  • Heavy lifting

  • Optimized schedule

  • Parallel operations

  • United Kingdom

Cutting construction time in half, to hit an unmissable deadline.

On December 31st, 1999, the London Eye was the centerpiece of Great Britain’s millennium celebrations. Mammoet had been contracted to erect the giant ferris wheel in the shortest possible time frame.

By proposing a modular construction plan, Mammoet shortened the overall construction schedule by as much as fifty percent. Under the watchful eye of the world, the London Eye was successfully erected in time for the millennium fireworks.

The world was counting down to the turn of the millennium, and the London Eye had been built especially for the occasion. With the invitations for the wheel’s grand opening already out the door, the deadline was obviously very strict. More than ever, the pressure was on to work out a time and cost-effective way to install an object of monumental proportions.

London eye during construction.jpg

But the key to turning this operation into a success wasn’t just in the lift itself. Long before the wheel was raised, a plan was born that would drastically shorten the entire construction schedule. Because Mammoet had found a way to erect the entire wheel from a horizontal to a vertical position, various parts of the London Eye could be constructed simultaneously in several locations.

As a result, overall construction time was cut in half and the space required for construction was significantly less. With other building methods, an earlier construction start would have been necessary. By bringing down construction time, capital and space requirements were reduced.

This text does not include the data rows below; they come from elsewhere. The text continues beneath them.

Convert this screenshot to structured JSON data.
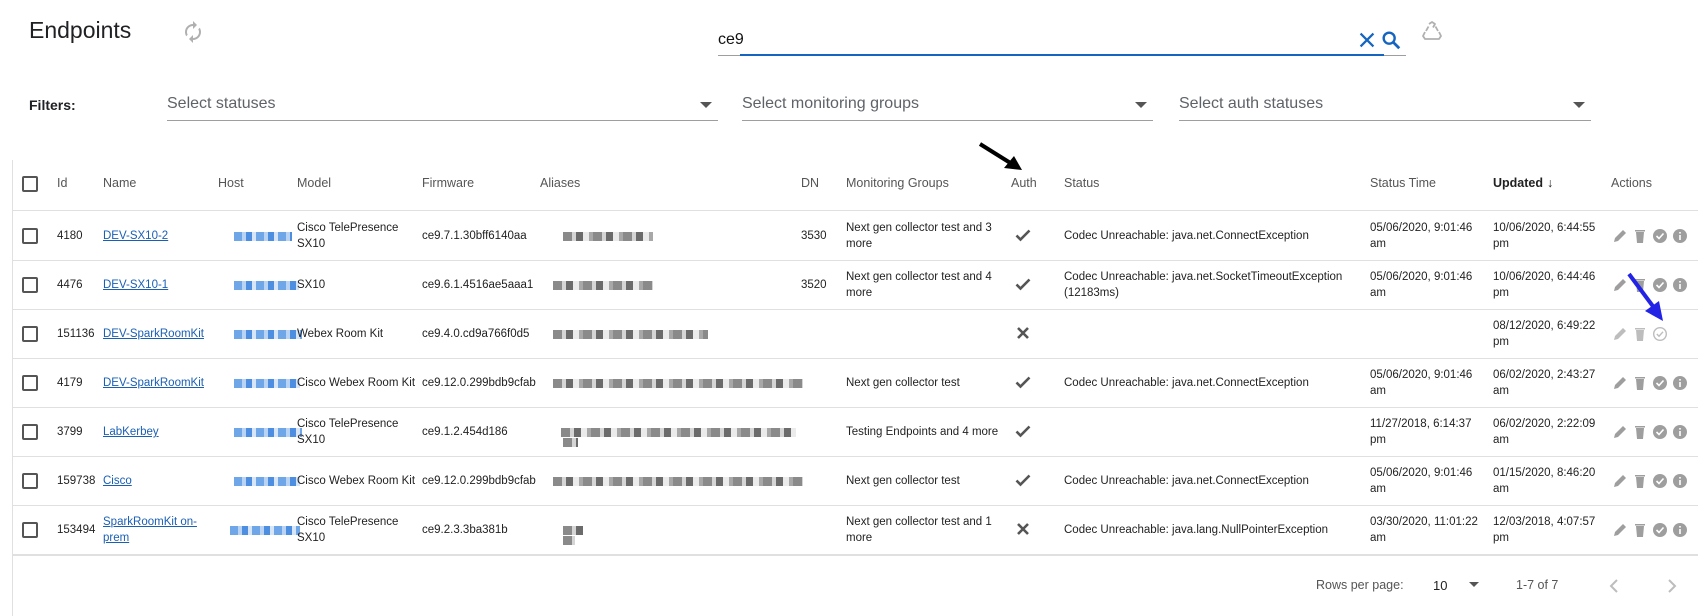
{
  "page": {
    "title": "Endpoints"
  },
  "search": {
    "value": "ce9"
  },
  "filters": {
    "label": "Filters:",
    "statuses_placeholder": "Select statuses",
    "groups_placeholder": "Select monitoring groups",
    "auth_placeholder": "Select auth statuses"
  },
  "table": {
    "columns": {
      "id": "Id",
      "name": "Name",
      "host": "Host",
      "model": "Model",
      "firmware": "Firmware",
      "aliases": "Aliases",
      "dn": "DN",
      "groups": "Monitoring Groups",
      "auth": "Auth",
      "status": "Status",
      "status_time": "Status Time",
      "updated": "Updated",
      "actions": "Actions"
    },
    "sort_arrow": "↓",
    "rows": [
      {
        "id": "4180",
        "name": "DEV-SX10-2",
        "model": "Cisco TelePresence SX10",
        "firmware": "ce9.7.1.30bff6140aa",
        "dn": "3530",
        "groups": "Next gen collector test and 3 more",
        "auth": "check",
        "status": "Codec Unreachable: java.net.ConnectException",
        "status_time": "05/06/2020, 9:01:46 am",
        "updated": "10/06/2020, 6:44:55 pm",
        "action_state": "active"
      },
      {
        "id": "4476",
        "name": "DEV-SX10-1",
        "model": "SX10",
        "firmware": "ce9.6.1.4516ae5aaa1",
        "dn": "3520",
        "groups": "Next gen collector test and 4 more",
        "auth": "check",
        "status": "Codec Unreachable: java.net.SocketTimeoutException (12183ms)",
        "status_time": "05/06/2020, 9:01:46 am",
        "updated": "10/06/2020, 6:44:46 pm",
        "action_state": "active"
      },
      {
        "id": "151136",
        "name": "DEV-SparkRoomKit",
        "model": "Webex Room Kit",
        "firmware": "ce9.4.0.cd9a766f0d5",
        "dn": "",
        "groups": "",
        "auth": "cross",
        "status": "",
        "status_time": "",
        "updated": "08/12/2020, 6:49:22 pm",
        "action_state": "inactive"
      },
      {
        "id": "4179",
        "name": "DEV-SparkRoomKit",
        "model": "Cisco Webex Room Kit",
        "firmware": "ce9.12.0.299bdb9cfab",
        "dn": "",
        "groups": "Next gen collector test",
        "auth": "check",
        "status": "Codec Unreachable: java.net.ConnectException",
        "status_time": "05/06/2020, 9:01:46 am",
        "updated": "06/02/2020, 2:43:27 am",
        "action_state": "active"
      },
      {
        "id": "3799",
        "name": "LabKerbey",
        "model": "Cisco TelePresence SX10",
        "firmware": "ce9.1.2.454d186",
        "dn": "",
        "groups": "Testing Endpoints and 4 more",
        "auth": "check",
        "status": "",
        "status_time": "11/27/2018, 6:14:37 pm",
        "updated": "06/02/2020, 2:22:09 am",
        "action_state": "active"
      },
      {
        "id": "159738",
        "name": "Cisco",
        "model": "Cisco Webex Room Kit",
        "firmware": "ce9.12.0.299bdb9cfab",
        "dn": "",
        "groups": "Next gen collector test",
        "auth": "check",
        "status": "Codec Unreachable: java.net.ConnectException",
        "status_time": "05/06/2020, 9:01:46 am",
        "updated": "01/15/2020, 8:46:20 am",
        "action_state": "active"
      },
      {
        "id": "153494",
        "name": "SparkRoomKit on-prem",
        "model": "Cisco TelePresence SX10",
        "firmware": "ce9.2.3.3ba381b",
        "dn": "",
        "groups": "Next gen collector test and 1 more",
        "auth": "cross",
        "status": "Codec Unreachable: java.lang.NullPointerException",
        "status_time": "03/30/2020, 11:01:22 am",
        "updated": "12/03/2018, 4:07:57 pm",
        "action_state": "active"
      }
    ]
  },
  "pagination": {
    "rows_per_page_label": "Rows per page:",
    "rows_per_page": "10",
    "range": "1-7 of 7"
  },
  "colors": {
    "link": "#1a5fb4",
    "search_accent": "#1565c0",
    "annotation_arrow_blue": "#2323e6",
    "annotation_arrow_black": "#000000"
  },
  "icons": {
    "refresh": "refresh-icon",
    "clear": "close-icon",
    "search": "search-icon",
    "recycle": "recycle-icon",
    "auth_ok": "check-icon",
    "auth_fail": "cross-icon",
    "actions": [
      "edit-icon",
      "delete-icon",
      "check-circle-icon",
      "info-icon"
    ]
  }
}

This production schedule resulted in significant savings for the client, and after a relatively short and highly efficient construction process, the Eye was lifted to its fully upright position in the London skyline in time for the party.